  30. Orbital Wall Fracture • Problematic only if: • Limitation of eye ductions • Disfiguring enophthalmos

  31. Traumatic Optic Neuropathy • Optic nerve injured in optic canal • Usually vision loss • No good treatment • Mega-dose steroids?

  32. Common Minor Eye Injuries • Corneal abrasion • Corneal foreign body • Chemical splash • Traumatic iritis

  33. Diagnosis • History • Sharp vs blunt vs chemical injury • Exam • CHECK VISION • CHECK VISION • CHECK VISION

  34. Diagnosis cont. • Exam – open lids apart! • Cornea clear? • Pupil round? • Pupil black? • Blood clotted behind cornea?

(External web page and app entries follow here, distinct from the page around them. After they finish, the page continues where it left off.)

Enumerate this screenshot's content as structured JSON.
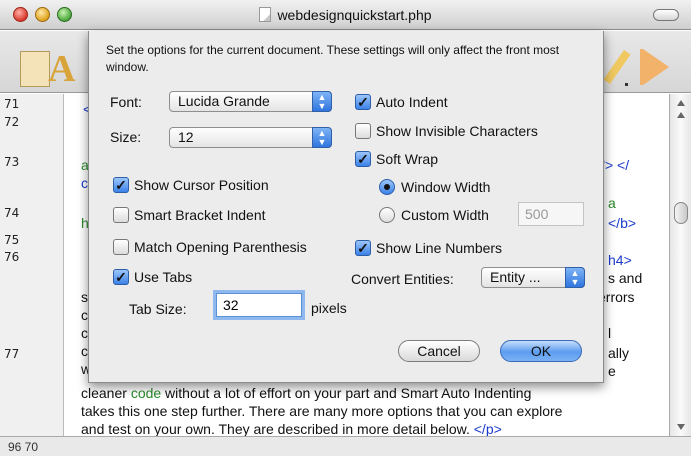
{
  "window": {
    "title": "webdesignquickstart.php"
  },
  "editor": {
    "line_numbers": [
      "71",
      "72",
      "73",
      "74",
      "75",
      "76",
      "77"
    ],
    "visible_text": {
      "l71_frag": "<",
      "l73_frag_a": "a",
      "l73_frag_c": "c",
      "l73_right": "\"> </",
      "l74_frag": "h",
      "l74_right_a": "a",
      "l74_right_b": "</b>",
      "l76_right_a": "h4>",
      "l76_right_b": "s and",
      "l76_right_c": "errors",
      "left_s": "s",
      "left_c1": "c",
      "left_c2": "c",
      "left_c3": "c",
      "left_w": "w",
      "right_l": "l",
      "right_ally": "ally",
      "right_e": "e",
      "line_cleaner_1": "cleaner ",
      "line_cleaner_code": "code",
      "line_cleaner_2": " without a lot of effort on your part and Smart Auto Indenting",
      "line_takes": "takes this one step further. There are many more options that you can explore",
      "line_test": "and test on your own. They are described in more detail below. ",
      "line_test_tag": "</p>"
    },
    "status": "96 70"
  },
  "sheet": {
    "intro": "Set the options for the current document. These settings will only affect the front most window.",
    "font": {
      "label": "Font:",
      "value": "Lucida Grande"
    },
    "size": {
      "label": "Size:",
      "value": "12"
    },
    "show_cursor_position": {
      "label": "Show Cursor Position",
      "checked": true
    },
    "smart_bracket_indent": {
      "label": "Smart Bracket Indent",
      "checked": false
    },
    "match_opening_parenthesis": {
      "label": "Match Opening Parenthesis",
      "checked": false
    },
    "use_tabs": {
      "label": "Use Tabs",
      "checked": true
    },
    "tab_size": {
      "label": "Tab Size:",
      "value": "32",
      "unit": "pixels"
    },
    "auto_indent": {
      "label": "Auto Indent",
      "checked": true
    },
    "show_invisible_characters": {
      "label": "Show Invisible Characters",
      "checked": false
    },
    "soft_wrap": {
      "label": "Soft Wrap",
      "checked": true
    },
    "window_width": {
      "label": "Window Width",
      "selected": true
    },
    "custom_width": {
      "label": "Custom Width",
      "selected": false,
      "value": "500"
    },
    "show_line_numbers": {
      "label": "Show Line Numbers",
      "checked": true
    },
    "convert_entities": {
      "label": "Convert Entities:",
      "value": "Entity ..."
    },
    "cancel_label": "Cancel",
    "ok_label": "OK"
  },
  "colors": {
    "accent": "#3c82e8",
    "code_green": "#2a8a2a",
    "code_blue": "#1a3acb"
  }
}
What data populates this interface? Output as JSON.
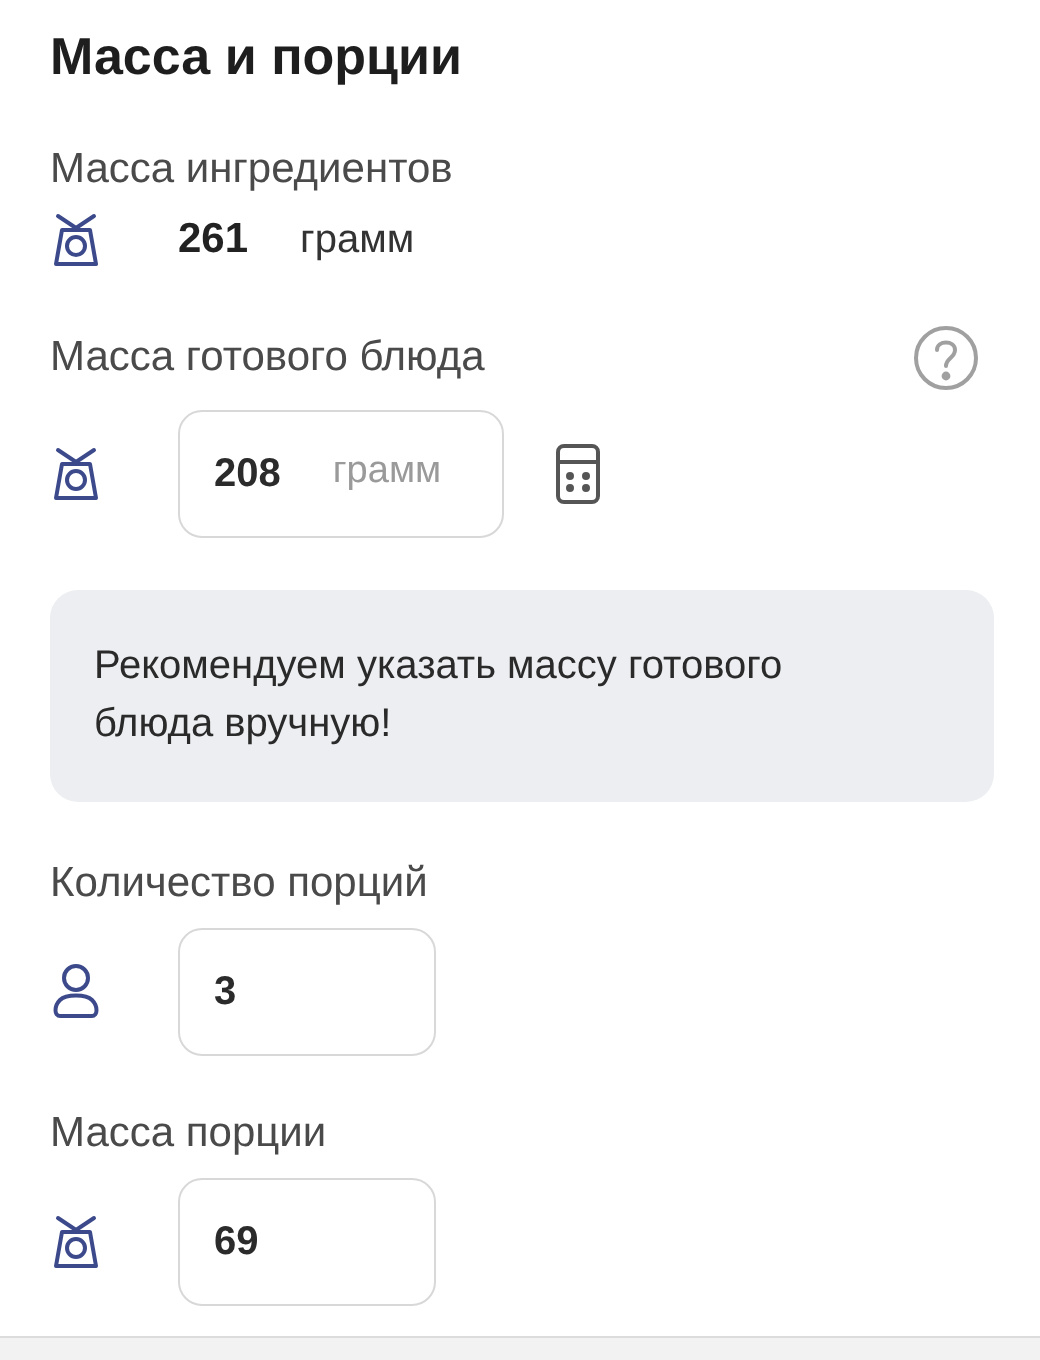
{
  "title": "Масса и порции",
  "sections": [
    {
      "kind": "weight_total",
      "label": "Масса ингредиентов",
      "value": "261",
      "unit": "грамм"
    },
    {
      "kind": "weight_field",
      "label": "Масса готового блюда",
      "value": "208",
      "unit": "грамм",
      "help": true,
      "calculator": true
    },
    {
      "kind": "note",
      "text": "Рекомендуем указать массу готового блюда вручную!"
    },
    {
      "kind": "count_field",
      "label": "Количество порций",
      "value": "3"
    },
    {
      "kind": "weight_field",
      "label": "Масса порции",
      "value": "69"
    }
  ]
}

  35. Diagnosis cont. • Exam • Red reflex? • Eyes move symmetrically?

  36. Fluorescein Test • Topical “eye dye” • COBALT light

  37. Corneal Abrasion

  38. Abrasion Treatment • Antibiotic ointment • +/- patch • 1-2 day follow-up with eye doc

  39. Corneal Foreign Body

  40. Foreign Body Treatment • Anesthetize eye • Remove FB • Cotton swab (don’t worsen abrasion!) • Kimura spatula • +/- needle tip • Antibiotic oint +/- patch • 1-2 day follow-up with eye doc

  41. Chemical Treatment • IRRIGATE with large amounts of water • Check PH • Minor • Antibiotic ointment • 1 day follow-up eye doc • Major • Same day evaluation by eye doc

  42. Traumatic Iritis • Moderate blunt injury • Photophobia • Lid bruising/edema • Subconjunctival hemorrhage or injection • Pupil sluggish • Evaluation by eye doc

  43. Please Do Not Confuse • Subconjunctival hemorrhage • Hyphema